An effective waste management program involves more than site procedures for identifying, storing, and disposing of waste. To manage environmental liabilities appropriately, an effective program must also include a process for evaluating the compliance status of your waste facility receptors. Ideally, the process should allow you to answer the following questions:Waste Restricted Site

  1. How are you disposing of waste?
  2. When you send waste to a third party, do you know how it is handled?
  3. Are you sure the waste is disposed of properly? 
  4. Is your firm liable?

Environmental Compliance of Your Waste Receptors

A waste receptor is the site/location to which the waste from your facility is delivered for final disposal/disposition. The waste may be placed in a landfill or mixed with other waste at a hazardous waste treatment, storage, and disposal (TSD) facility. Typical waste receptor sites include hazardous waste landfills, non-hazardous waste landfills, hazardous waste incinerators, tote and drum re-conditioners, tanker washes, metals recovery, waste water treatment, universal waste processing, used oil recycling, hazardous waste TSD sites, and fuels blending sites.

Remember “Cradle to Grave”. Once you have generated a hazardous waste, there is no way to rid yourself of complete responsibility for its final disposition. You will be responsible for any improper offsite transportation and disposal along with all the legal and financial liabilities that might apply. Hazardous waste generators must track waste from the moment it enters the site as a hazardous material to the eventual treatment or disposal of that material. The responsibility for hazardous waste may go beyond the grave, making the waste generator responsible (in part) for the waste handler's actions. Thus, if the handler does a poor job and pollutes the environment, the generator may be responsible for cleanup.

Waste HandlingEach hazardous waste generator's cradle-to-grave liability includes joint and several liability. This means that if there ever is an incident in the future involving the release of hazardous wastes that have been landfilled or otherwise land-disposed, every entity who has ever put waste into that landfill is a responsible party and is responsible for cleanup costs. When a TSD facility cannot cover all of the associated costs, the responsible parties must pick up the difference. Thus, it is prudent for generators to carefully consider their waste handling and disposal options. Options like landfilling are often initially less expensive than incineration or fuels blending, but they have a higher degree of future liability.

It is very important that your facility select the right hazardous waste disposal company. It is important to monitor the performance of your waste receptors. A properly licensed and experienced hazardous waste disposal company is invaluable in helping your company maintain federal and state standards. The right vendor will help you stay in compliance with these regulations, ensure minimal disruption to your operations, and perform these tasks in a cost-effective manner.

Waste Receptor Sites: Auditing

The process for evaluating waste receptor sites typically involves an audit focused on the areas outlined below.

  • General Information
    Company profile, site profile, facility staffing, facility setting and use, security, and emergency response

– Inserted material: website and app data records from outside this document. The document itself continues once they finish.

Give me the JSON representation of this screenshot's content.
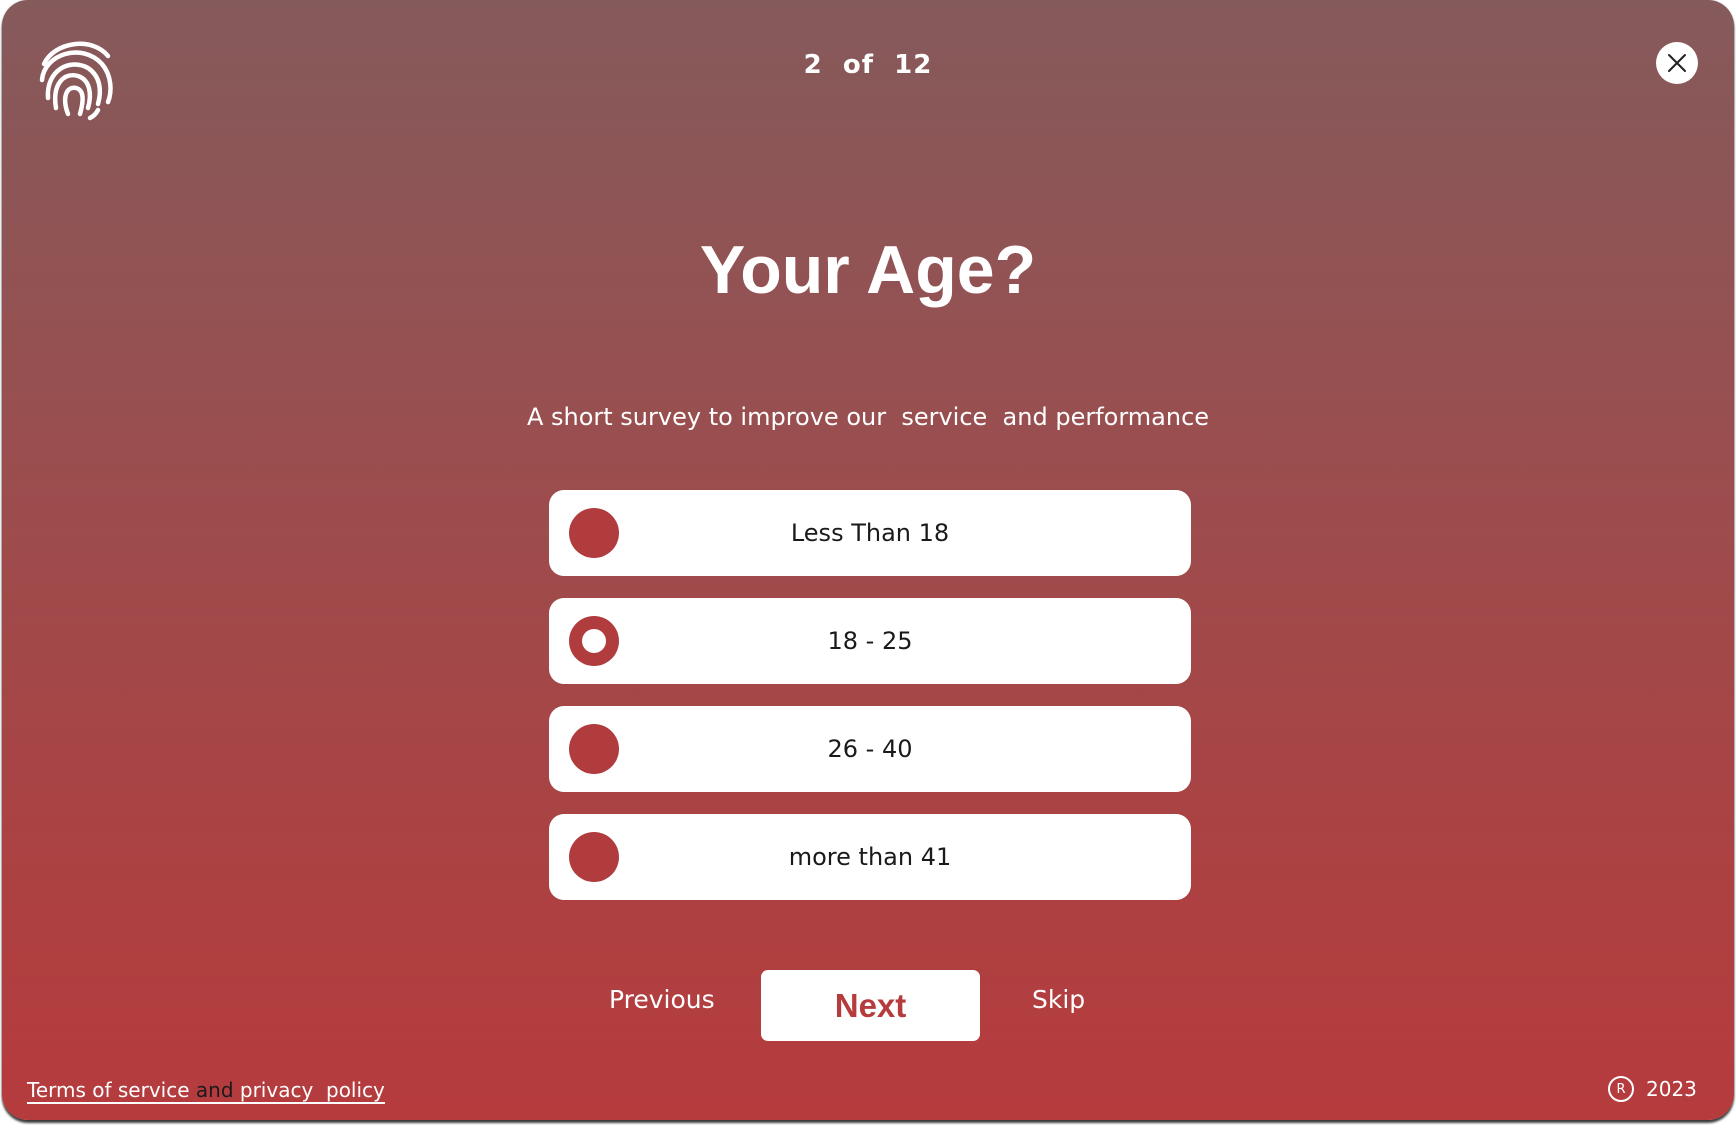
{
  "header": {
    "current_step": "2",
    "of_label": "of",
    "total_steps": "12",
    "logo_icon": "fingerprint-icon",
    "close_icon": "close-icon"
  },
  "question": {
    "title": "Your Age?",
    "subtitle": "A short survey to improve our  service  and performance"
  },
  "options": [
    {
      "label": "Less Than 18",
      "selected": false
    },
    {
      "label": "18 - 25",
      "selected": true
    },
    {
      "label": "26 - 40",
      "selected": false
    },
    {
      "label": "more than 41",
      "selected": false
    }
  ],
  "navigation": {
    "previous_label": "Previous",
    "next_label": "Next",
    "skip_label": "Skip"
  },
  "footer": {
    "terms_label": "Terms of service",
    "and_label": "and",
    "privacy_label": "privacy  policy",
    "copyright_icon": "registered-icon",
    "copyright_symbol": "R",
    "year": "2023"
  },
  "colors": {
    "accent": "#b63b3d",
    "gradient_top": "#855a5b",
    "gradient_bottom": "#b63b3d"
  }
}
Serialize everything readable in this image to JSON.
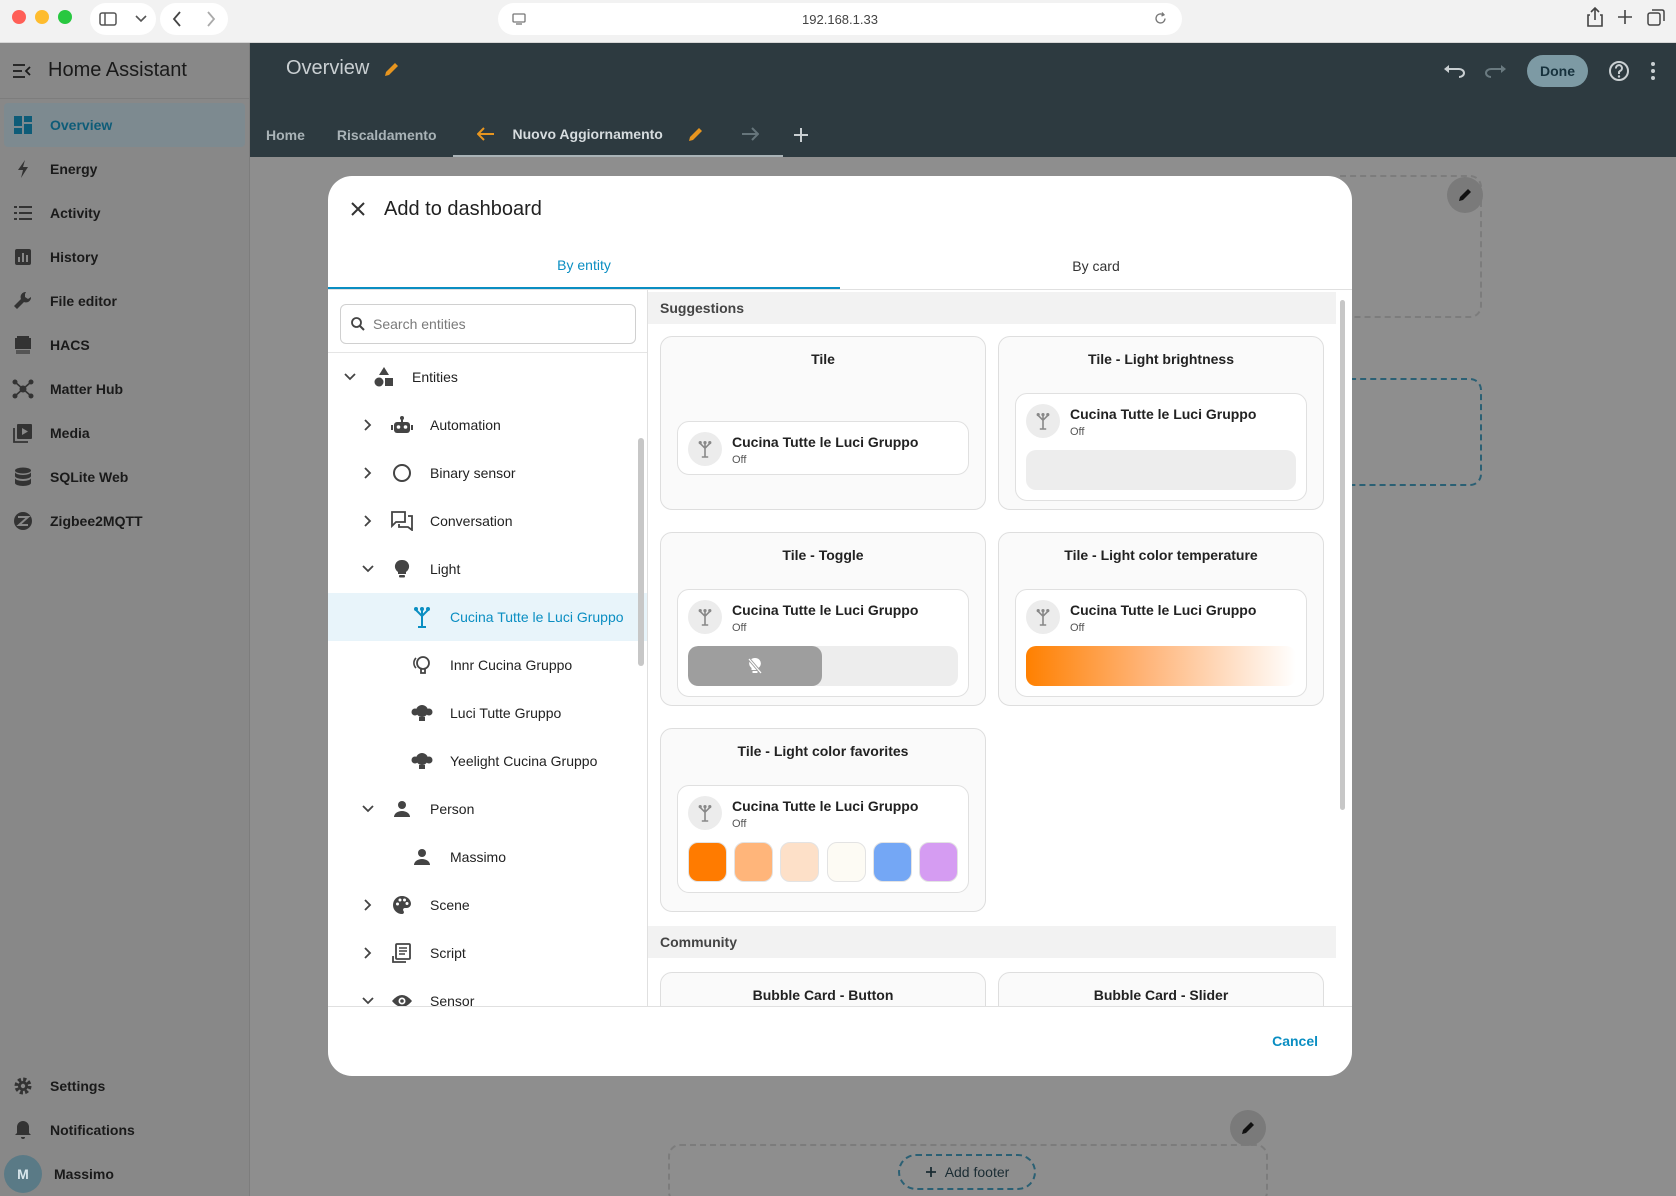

  • Summary of Permits
    List of permits and registrations, authorized and prohibited waste

  • Operations Review 
    Hazardous waste TSD, recycling, non-hazardous waste, container management, bulk storage, transportation, laboratory operations, receipt control/waste tracking

  • Residuals Management (including containers)
    Residuals generated/offsite receiver, storm water management

  • Regulatory Compliance Status
    Spill Prevention, Control, and Countermeasure (SPCC)/Resource Conservation and Recovery Act (RCRA) contingency plan, agency reporting, health & safety compliance, agency contact, regulatory inspection history

  • Site Inspection
    Review of the physical site

  • Supporting Data
    Site maps, site layout, insurance certificate, financial statements, permit copies, photographs, logs, correspondence including inspections or violations, agency databases

The Audit Process

Trinity can schedule this audit for your third-party waste receptors. The process begins:

  • with an initial discussion with your facility to identify all third-party waste receptors, and
  • Trinity then contacts the receptor(s) to schedule the site visit and provides a list of audit questions for completion and use during the audit 

Trinity collects information about the waste receptor prior to the audit, during the audit, and after completion of the audit. Once on site:

  • the Trinity Auditor thoroughly examines site procedures and processes,
  • interviews the site contact(s), and
  • reviews various permits and written programs 
  • The Trinity Auditor also conducts a site walk-through to evaluate, storage areas, outfalls, property boundaries and housekeeping 
  • Photographs of the site are taken when approved by the site

The Report

Trinity will organize all the data collected from the site audit into a finished report. The report includes details regarding site documentation and conditions as well as conclusions regarding the risk of using the facility for waste disposal. Corrective actions are also noted. 

Trinity Can Help

Trinity staff has conducted more than 1,500 of these audits for our waste-generating industrial clients. For all your environmental or occupational health and safety challenges, Trinity has the deep experience and commitment to client service to meet your needs.  For assistance, contact Trinity at (800) 229-6655